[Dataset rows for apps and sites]
^^^^^^^^^^^^^^^^

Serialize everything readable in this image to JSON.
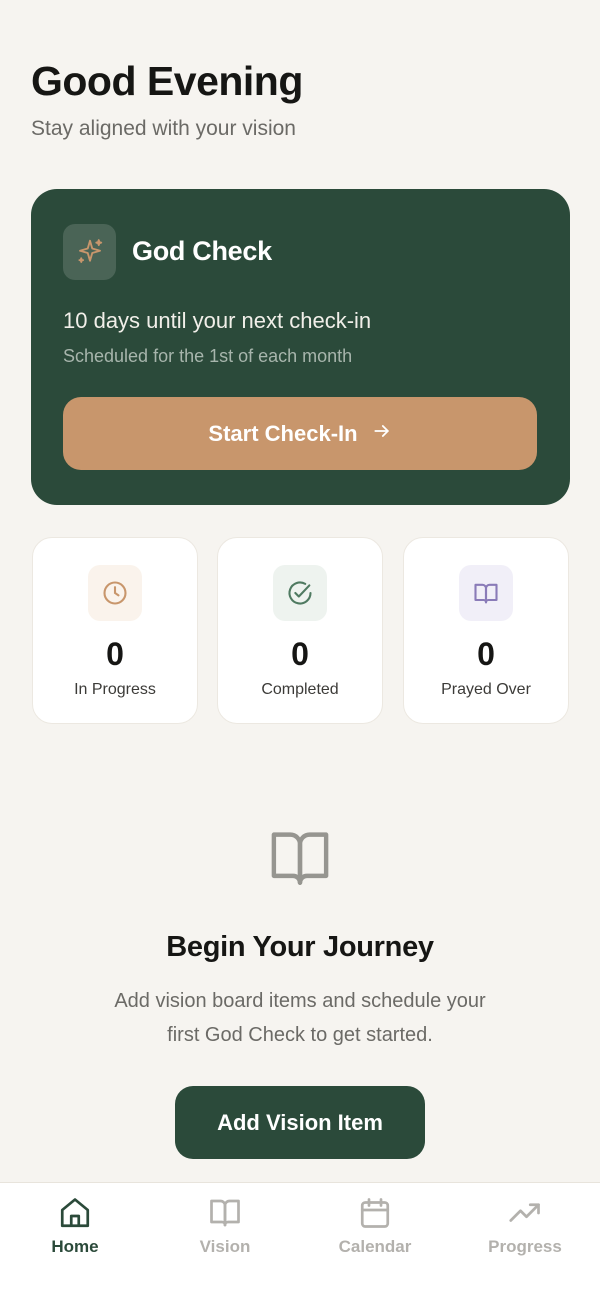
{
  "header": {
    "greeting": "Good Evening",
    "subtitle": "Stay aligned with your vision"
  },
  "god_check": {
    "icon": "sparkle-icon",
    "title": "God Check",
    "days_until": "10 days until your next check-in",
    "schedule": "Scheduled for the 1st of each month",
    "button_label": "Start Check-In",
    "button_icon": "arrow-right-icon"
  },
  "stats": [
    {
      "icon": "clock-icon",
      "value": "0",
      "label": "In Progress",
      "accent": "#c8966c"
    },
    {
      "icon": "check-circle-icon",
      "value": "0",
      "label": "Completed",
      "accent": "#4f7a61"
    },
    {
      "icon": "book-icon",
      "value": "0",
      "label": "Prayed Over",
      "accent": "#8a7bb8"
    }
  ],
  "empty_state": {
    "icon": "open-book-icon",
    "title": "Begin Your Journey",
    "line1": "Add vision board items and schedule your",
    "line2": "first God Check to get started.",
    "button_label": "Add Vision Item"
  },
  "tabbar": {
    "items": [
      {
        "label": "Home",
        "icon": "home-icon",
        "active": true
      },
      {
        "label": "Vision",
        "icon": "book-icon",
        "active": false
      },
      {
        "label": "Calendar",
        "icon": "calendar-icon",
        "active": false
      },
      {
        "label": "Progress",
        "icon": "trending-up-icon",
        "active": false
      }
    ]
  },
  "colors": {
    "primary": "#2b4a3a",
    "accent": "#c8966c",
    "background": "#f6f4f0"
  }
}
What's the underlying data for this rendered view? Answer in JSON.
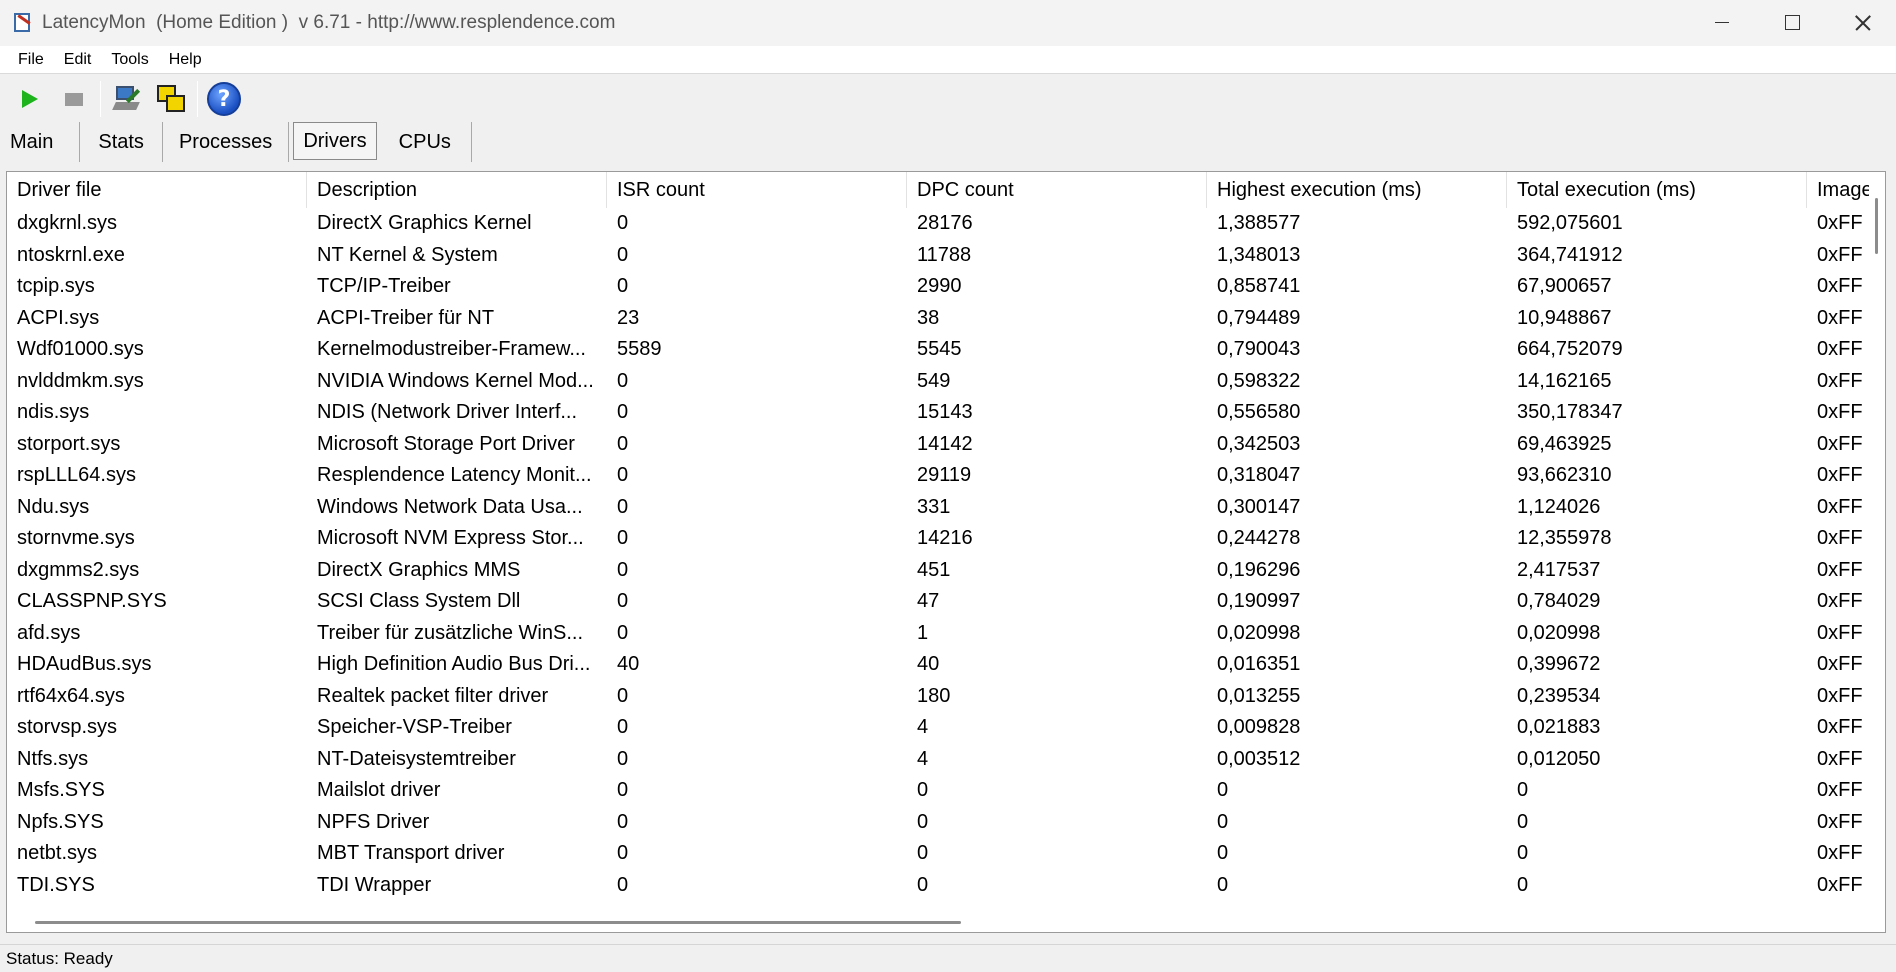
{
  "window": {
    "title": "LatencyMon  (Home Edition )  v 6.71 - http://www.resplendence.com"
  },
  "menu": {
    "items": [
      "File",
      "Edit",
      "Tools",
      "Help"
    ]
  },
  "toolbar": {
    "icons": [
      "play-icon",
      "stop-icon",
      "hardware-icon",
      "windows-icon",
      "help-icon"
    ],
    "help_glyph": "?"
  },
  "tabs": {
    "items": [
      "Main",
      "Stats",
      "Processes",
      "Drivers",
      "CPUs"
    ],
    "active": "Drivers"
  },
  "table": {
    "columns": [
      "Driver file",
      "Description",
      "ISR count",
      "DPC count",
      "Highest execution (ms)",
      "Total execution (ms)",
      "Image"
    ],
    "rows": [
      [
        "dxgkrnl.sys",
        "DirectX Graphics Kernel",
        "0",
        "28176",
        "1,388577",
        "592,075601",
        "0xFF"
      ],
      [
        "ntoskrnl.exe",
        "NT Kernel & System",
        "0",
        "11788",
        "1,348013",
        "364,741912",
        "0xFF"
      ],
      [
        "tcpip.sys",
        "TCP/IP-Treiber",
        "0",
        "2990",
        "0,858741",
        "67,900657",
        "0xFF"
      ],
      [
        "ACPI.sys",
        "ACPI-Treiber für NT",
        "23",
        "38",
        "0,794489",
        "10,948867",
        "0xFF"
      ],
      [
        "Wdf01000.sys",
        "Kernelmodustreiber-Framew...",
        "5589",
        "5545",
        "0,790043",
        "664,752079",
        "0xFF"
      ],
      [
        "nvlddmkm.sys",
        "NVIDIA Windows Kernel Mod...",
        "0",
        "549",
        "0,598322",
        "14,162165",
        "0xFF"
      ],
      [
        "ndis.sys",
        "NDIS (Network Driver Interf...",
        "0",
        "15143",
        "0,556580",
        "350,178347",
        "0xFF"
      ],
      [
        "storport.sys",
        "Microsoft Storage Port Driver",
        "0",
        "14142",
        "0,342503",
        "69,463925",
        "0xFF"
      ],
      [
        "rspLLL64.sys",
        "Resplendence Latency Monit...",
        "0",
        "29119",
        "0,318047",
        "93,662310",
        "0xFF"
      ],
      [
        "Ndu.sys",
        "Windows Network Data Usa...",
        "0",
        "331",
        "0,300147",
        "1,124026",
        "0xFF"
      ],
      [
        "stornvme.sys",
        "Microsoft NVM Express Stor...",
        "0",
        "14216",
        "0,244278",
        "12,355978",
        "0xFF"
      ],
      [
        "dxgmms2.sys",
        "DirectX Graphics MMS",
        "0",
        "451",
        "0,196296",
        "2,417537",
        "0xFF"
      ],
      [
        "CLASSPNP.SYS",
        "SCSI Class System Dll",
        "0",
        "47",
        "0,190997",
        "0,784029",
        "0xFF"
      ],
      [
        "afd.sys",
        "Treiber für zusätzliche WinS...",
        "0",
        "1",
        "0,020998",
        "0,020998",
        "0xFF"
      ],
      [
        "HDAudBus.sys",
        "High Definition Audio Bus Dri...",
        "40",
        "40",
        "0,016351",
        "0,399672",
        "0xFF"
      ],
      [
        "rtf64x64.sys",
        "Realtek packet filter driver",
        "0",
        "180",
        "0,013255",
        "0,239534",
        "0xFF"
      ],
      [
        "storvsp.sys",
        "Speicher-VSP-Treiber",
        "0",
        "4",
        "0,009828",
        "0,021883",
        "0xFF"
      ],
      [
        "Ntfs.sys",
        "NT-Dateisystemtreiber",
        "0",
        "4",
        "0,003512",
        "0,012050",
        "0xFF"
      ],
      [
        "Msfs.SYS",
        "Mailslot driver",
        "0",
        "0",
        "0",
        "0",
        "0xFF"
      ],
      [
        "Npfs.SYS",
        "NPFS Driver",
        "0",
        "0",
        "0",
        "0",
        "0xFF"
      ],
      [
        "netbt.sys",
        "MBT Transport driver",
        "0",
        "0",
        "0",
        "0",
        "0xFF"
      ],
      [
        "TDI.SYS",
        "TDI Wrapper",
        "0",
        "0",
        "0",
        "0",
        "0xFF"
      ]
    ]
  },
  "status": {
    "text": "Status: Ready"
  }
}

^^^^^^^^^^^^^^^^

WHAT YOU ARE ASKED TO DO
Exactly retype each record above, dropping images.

RESULT OF THE EXERCISE
Serialize everything readable in this image to JSON.
{
  "header": {
    "greeting": "Good Evening",
    "subtitle": "Stay aligned with your vision"
  },
  "god_check": {
    "icon": "sparkle-icon",
    "title": "God Check",
    "days_until": "10 days until your next check-in",
    "schedule": "Scheduled for the 1st of each month",
    "button_label": "Start Check-In",
    "button_icon": "arrow-right-icon"
  },
  "stats": [
    {
      "icon": "clock-icon",
      "value": "0",
      "label": "In Progress",
      "accent": "#c8966c"
    },
    {
      "icon": "check-circle-icon",
      "value": "0",
      "label": "Completed",
      "accent": "#4f7a61"
    },
    {
      "icon": "book-icon",
      "value": "0",
      "label": "Prayed Over",
      "accent": "#8a7bb8"
    }
  ],
  "empty_state": {
    "icon": "open-book-icon",
    "title": "Begin Your Journey",
    "line1": "Add vision board items and schedule your",
    "line2": "first God Check to get started.",
    "button_label": "Add Vision Item"
  },
  "tabbar": {
    "items": [
      {
        "label": "Home",
        "icon": "home-icon",
        "active": true
      },
      {
        "label": "Vision",
        "icon": "book-icon",
        "active": false
      },
      {
        "label": "Calendar",
        "icon": "calendar-icon",
        "active": false
      },
      {
        "label": "Progress",
        "icon": "trending-up-icon",
        "active": false
      }
    ]
  },
  "colors": {
    "primary": "#2b4a3a",
    "accent": "#c8966c",
    "background": "#f6f4f0"
  }
}
What's the underlying data for this rendered view? Answer in JSON.
{
  "window": {
    "title": "LatencyMon  (Home Edition )  v 6.71 - http://www.resplendence.com"
  },
  "menu": {
    "items": [
      "File",
      "Edit",
      "Tools",
      "Help"
    ]
  },
  "toolbar": {
    "icons": [
      "play-icon",
      "stop-icon",
      "hardware-icon",
      "windows-icon",
      "help-icon"
    ],
    "help_glyph": "?"
  },
  "tabs": {
    "items": [
      "Main",
      "Stats",
      "Processes",
      "Drivers",
      "CPUs"
    ],
    "active": "Drivers"
  },
  "table": {
    "columns": [
      "Driver file",
      "Description",
      "ISR count",
      "DPC count",
      "Highest execution (ms)",
      "Total execution (ms)",
      "Image"
    ],
    "rows": [
      [
        "dxgkrnl.sys",
        "DirectX Graphics Kernel",
        "0",
        "28176",
        "1,388577",
        "592,075601",
        "0xFF"
      ],
      [
        "ntoskrnl.exe",
        "NT Kernel & System",
        "0",
        "11788",
        "1,348013",
        "364,741912",
        "0xFF"
      ],
      [
        "tcpip.sys",
        "TCP/IP-Treiber",
        "0",
        "2990",
        "0,858741",
        "67,900657",
        "0xFF"
      ],
      [
        "ACPI.sys",
        "ACPI-Treiber für NT",
        "23",
        "38",
        "0,794489",
        "10,948867",
        "0xFF"
      ],
      [
        "Wdf01000.sys",
        "Kernelmodustreiber-Framew...",
        "5589",
        "5545",
        "0,790043",
        "664,752079",
        "0xFF"
      ],
      [
        "nvlddmkm.sys",
        "NVIDIA Windows Kernel Mod...",
        "0",
        "549",
        "0,598322",
        "14,162165",
        "0xFF"
      ],
      [
        "ndis.sys",
        "NDIS (Network Driver Interf...",
        "0",
        "15143",
        "0,556580",
        "350,178347",
        "0xFF"
      ],
      [
        "storport.sys",
        "Microsoft Storage Port Driver",
        "0",
        "14142",
        "0,342503",
        "69,463925",
        "0xFF"
      ],
      [
        "rspLLL64.sys",
        "Resplendence Latency Monit...",
        "0",
        "29119",
        "0,318047",
        "93,662310",
        "0xFF"
      ],
      [
        "Ndu.sys",
        "Windows Network Data Usa...",
        "0",
        "331",
        "0,300147",
        "1,124026",
        "0xFF"
      ],
      [
        "stornvme.sys",
        "Microsoft NVM Express Stor...",
        "0",
        "14216",
        "0,244278",
        "12,355978",
        "0xFF"
      ],
      [
        "dxgmms2.sys",
        "DirectX Graphics MMS",
        "0",
        "451",
        "0,196296",
        "2,417537",
        "0xFF"
      ],
      [
        "CLASSPNP.SYS",
        "SCSI Class System Dll",
        "0",
        "47",
        "0,190997",
        "0,784029",
        "0xFF"
      ],
      [
        "afd.sys",
        "Treiber für zusätzliche WinS...",
        "0",
        "1",
        "0,020998",
        "0,020998",
        "0xFF"
      ],
      [
        "HDAudBus.sys",
        "High Definition Audio Bus Dri...",
        "40",
        "40",
        "0,016351",
        "0,399672",
        "0xFF"
      ],
      [
        "rtf64x64.sys",
        "Realtek packet filter driver",
        "0",
        "180",
        "0,013255",
        "0,239534",
        "0xFF"
      ],
      [
        "storvsp.sys",
        "Speicher-VSP-Treiber",
        "0",
        "4",
        "0,009828",
        "0,021883",
        "0xFF"
      ],
      [
        "Ntfs.sys",
        "NT-Dateisystemtreiber",
        "0",
        "4",
        "0,003512",
        "0,012050",
        "0xFF"
      ],
      [
        "Msfs.SYS",
        "Mailslot driver",
        "0",
        "0",
        "0",
        "0",
        "0xFF"
      ],
      [
        "Npfs.SYS",
        "NPFS Driver",
        "0",
        "0",
        "0",
        "0",
        "0xFF"
      ],
      [
        "netbt.sys",
        "MBT Transport driver",
        "0",
        "0",
        "0",
        "0",
        "0xFF"
      ],
      [
        "TDI.SYS",
        "TDI Wrapper",
        "0",
        "0",
        "0",
        "0",
        "0xFF"
      ]
    ]
  },
  "status": {
    "text": "Status: Ready"
  }
}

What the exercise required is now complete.